An apocalyptic tale set in a nation ruled by Big Brother, where speech is doctored and thoughts are controlled by totalitarian agents. From the author of Animal Farm and Down and Out in Paris and London.
Mr Jones of Manor Farm is so lazy that one day he forgets to feed his livestock. The ensuing rebellion under the leadership of the pigs Napoleon and Wellington leads to the animals taking over the farm. Vowing to eliminate the terrible inequities of the farmyard. But as time passes, the ideals of the rebellion are corrupted, then forgotten.
Winston Smith works for the Ministry of Truth in London, chief city of Airstrip One. Big Brother stares out from every poster, the Thought Police uncover every act of betrayal. When Winston finds love with Julia, he discovers that life does not have to be dull and deadening, and awakens to new possibilities.
Hidden away in the Record Department of the sprawling Ministry of Truth, Winston Smith skilfully rewrites the past to suit the needs of the Party. Yet he inwardly rebels against the totalitarian world he lives in, which demands absolute obedience and controls him through the all-seeing telescreens and the watchful eye of Big Brother, symbolic head of the Party. In his longing for truth and liberty, Smith begins a secret love affair with a fellow-worker Julia, but soon discovers the true price of freedom is betrayal.>
George Orwell's account of his experience as a militia-man in the Spanish Civil War in the 1930s. The book describes the chaos at the Front, the futile deaths for what became a confused cause, the antique weapons and the disappointment many British Socialists felt on arriving in Spain to help.
A memoir of the author's time among the desperately poor and destitute in London and Paris.
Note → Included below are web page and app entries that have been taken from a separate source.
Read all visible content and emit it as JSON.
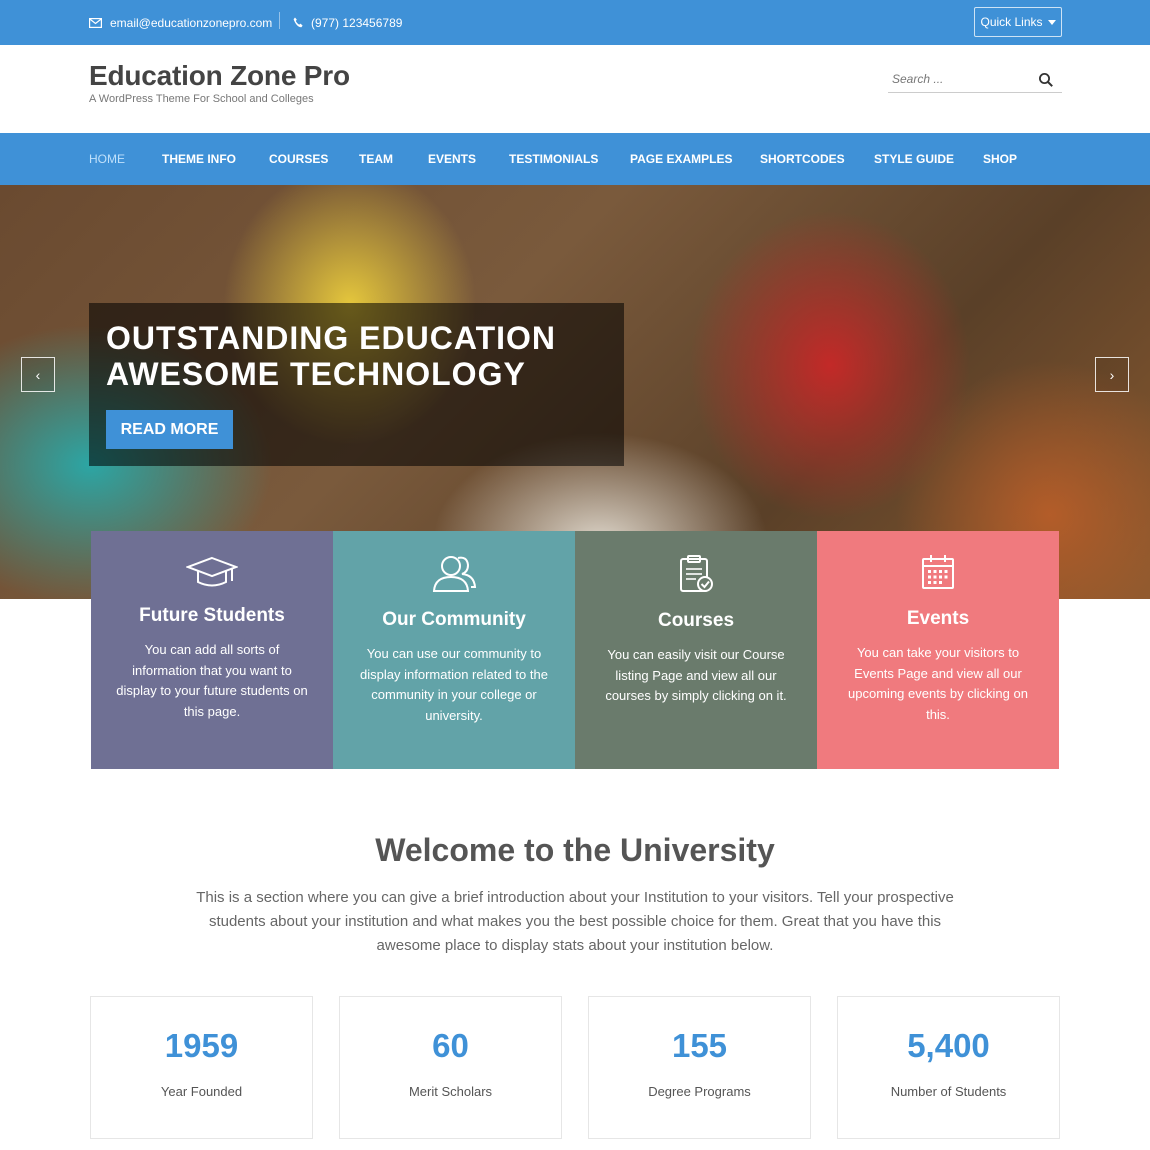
{
  "topbar": {
    "email": "email@educationzonepro.com",
    "phone": "(977) 123456789",
    "quick_links_label": "Quick Links"
  },
  "header": {
    "title": "Education Zone Pro",
    "tagline": "A WordPress Theme For School and Colleges",
    "search_placeholder": "Search ..."
  },
  "nav": {
    "items": [
      "HOME",
      "THEME INFO",
      "COURSES",
      "TEAM",
      "EVENTS",
      "TESTIMONIALS",
      "PAGE EXAMPLES",
      "SHORTCODES",
      "STYLE GUIDE",
      "SHOP"
    ],
    "active": "HOME"
  },
  "hero": {
    "title_line1": "OUTSTANDING EDUCATION",
    "title_line2": "AWESOME TECHNOLOGY",
    "button_label": "READ MORE",
    "prev_symbol": "‹",
    "next_symbol": "›"
  },
  "features": [
    {
      "icon": "graduation-cap-icon",
      "title": "Future Students",
      "text": "You can add all sorts of information that you want to display to your future students on this page.",
      "color": "#6f7094"
    },
    {
      "icon": "community-icon",
      "title": "Our Community",
      "text": "You can use our community to display information related to the community in your college or university.",
      "color": "#62a3a8"
    },
    {
      "icon": "clipboard-check-icon",
      "title": "Courses",
      "text": "You can easily visit our Course listing Page and view all our courses by simply clicking on it.",
      "color": "#6a7b6c"
    },
    {
      "icon": "calendar-icon",
      "title": "Events",
      "text": "You can take your visitors to Events Page and view all our upcoming events by clicking on this.",
      "color": "#f07a7e"
    }
  ],
  "welcome": {
    "title": "Welcome to the University",
    "text": "This is a section where you can give a brief introduction about your Institution to your visitors. Tell your prospective students about your institution and what makes you the best possible choice for them. Great that you have this awesome place to display stats about your institution below."
  },
  "stats": [
    {
      "value": "1959",
      "label": "Year Founded"
    },
    {
      "value": "60",
      "label": "Merit Scholars"
    },
    {
      "value": "155",
      "label": "Degree Programs"
    },
    {
      "value": "5,400",
      "label": "Number of Students"
    }
  ],
  "colors": {
    "brand_blue": "#3f91d7"
  }
}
It documents a world of unrelenting drudgery and squalor - sleeping in bug-infested hostels and doss houses, working as a dishwasher in the vile 'Hotel X', living alongside tramps, surviving on scraps and cigarette butts.
Set in the days of the Empire, with the British ruling in Burma, Burmese Days describes both indigenous corruption and Imperial bigotry, when 'after all, natives were natives - interesting, no doubt, but finally only a "subject" people, an inferior people with black faces'. Against the prevailing orthodoxy, Flory, a white timber merchant, befriends Dr Veraswami, a black enthusiast for Empire. The doctor needs help. U Po Kyin, Sub- divisional Magistrate of Kyauktada, is plotting his downfall. The only thing that can save him is European patronage: membership of the hitherto all-white Club. While Flory prevaricates, beautiful Elizabeth Lackersteen arrives in Upper Burma from Paris. At last, after years of 'solitary hell', romance and marriage appear to offer Flory an escape from the 'lie' of the 'pukka sahib pose'.
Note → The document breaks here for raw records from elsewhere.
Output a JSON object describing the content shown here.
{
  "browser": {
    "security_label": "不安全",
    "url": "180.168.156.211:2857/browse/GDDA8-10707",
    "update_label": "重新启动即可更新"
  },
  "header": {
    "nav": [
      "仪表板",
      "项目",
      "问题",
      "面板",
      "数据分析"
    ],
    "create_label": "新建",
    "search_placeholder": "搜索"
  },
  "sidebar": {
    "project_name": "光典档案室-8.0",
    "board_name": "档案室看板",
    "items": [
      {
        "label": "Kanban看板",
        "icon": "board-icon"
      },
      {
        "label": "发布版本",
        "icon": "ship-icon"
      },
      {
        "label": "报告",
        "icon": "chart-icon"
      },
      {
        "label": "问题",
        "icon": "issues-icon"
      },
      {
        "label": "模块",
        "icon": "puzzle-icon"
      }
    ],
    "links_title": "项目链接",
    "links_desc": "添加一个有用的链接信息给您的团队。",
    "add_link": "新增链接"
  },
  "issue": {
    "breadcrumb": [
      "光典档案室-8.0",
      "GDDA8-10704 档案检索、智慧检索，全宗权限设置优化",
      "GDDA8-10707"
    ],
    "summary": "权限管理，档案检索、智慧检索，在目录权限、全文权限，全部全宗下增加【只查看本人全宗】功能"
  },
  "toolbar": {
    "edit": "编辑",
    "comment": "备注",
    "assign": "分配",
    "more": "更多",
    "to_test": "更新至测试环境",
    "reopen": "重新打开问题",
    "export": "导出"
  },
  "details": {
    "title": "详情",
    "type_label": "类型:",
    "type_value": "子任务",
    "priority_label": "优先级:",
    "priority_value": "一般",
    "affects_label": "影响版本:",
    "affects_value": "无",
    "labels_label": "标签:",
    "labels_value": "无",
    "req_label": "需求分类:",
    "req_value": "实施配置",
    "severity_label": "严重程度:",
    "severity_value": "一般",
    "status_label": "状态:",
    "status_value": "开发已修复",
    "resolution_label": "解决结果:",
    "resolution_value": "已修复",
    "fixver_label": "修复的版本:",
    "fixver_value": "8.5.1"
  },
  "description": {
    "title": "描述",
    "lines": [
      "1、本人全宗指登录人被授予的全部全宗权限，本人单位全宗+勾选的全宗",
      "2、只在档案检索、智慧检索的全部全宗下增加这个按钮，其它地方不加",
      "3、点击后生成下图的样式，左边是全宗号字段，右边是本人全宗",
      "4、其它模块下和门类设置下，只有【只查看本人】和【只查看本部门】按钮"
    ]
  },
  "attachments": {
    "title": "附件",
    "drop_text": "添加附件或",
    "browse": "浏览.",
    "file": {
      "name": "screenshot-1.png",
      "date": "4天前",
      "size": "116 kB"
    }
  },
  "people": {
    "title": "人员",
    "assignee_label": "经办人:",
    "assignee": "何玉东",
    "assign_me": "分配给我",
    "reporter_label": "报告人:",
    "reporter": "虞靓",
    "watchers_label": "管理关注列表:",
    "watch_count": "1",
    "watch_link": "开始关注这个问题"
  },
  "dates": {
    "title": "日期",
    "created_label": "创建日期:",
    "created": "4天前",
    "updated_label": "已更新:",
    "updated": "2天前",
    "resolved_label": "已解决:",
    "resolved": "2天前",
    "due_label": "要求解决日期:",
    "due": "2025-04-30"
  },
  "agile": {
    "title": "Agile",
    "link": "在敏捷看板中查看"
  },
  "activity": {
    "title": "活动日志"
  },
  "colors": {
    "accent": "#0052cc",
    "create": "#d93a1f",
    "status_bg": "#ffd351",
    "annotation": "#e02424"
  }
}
When the downtrodden animals of Manor Farm overthrow their master Mr Jones and take over the farm themselves, they imagine it is the beginning of a life of freedom and equality. But gradually a cunning, ruthless elite, masterminded by the pigs Napoleon and Snowball, starts to take control. Soon the other animals find themselves hopelessly ensnared as one form of tyranny is replaced with another . . .
Whethre puncturing the lies of politicians, wittily dissecting the English character or telling unpalatable truths about war, Orwell's timeless, uncompromising essays are more relevant, entertaining and essential than ever in today's era of spin.
Years in insurance and marriage to the joyless Hilda have been no more than death in life to George Bowling. This and fear of another war take his mind back to the peace of his childhood in a small country town. But his return journey to Lower Binfield brings complete disillusionment.
Not only was George Orwell one of the greatest writers and most important political thinkers of the twentieth century, he is also the author of the bestselling Penguin title of all time: Animal Farm first published in Penguin in 1951.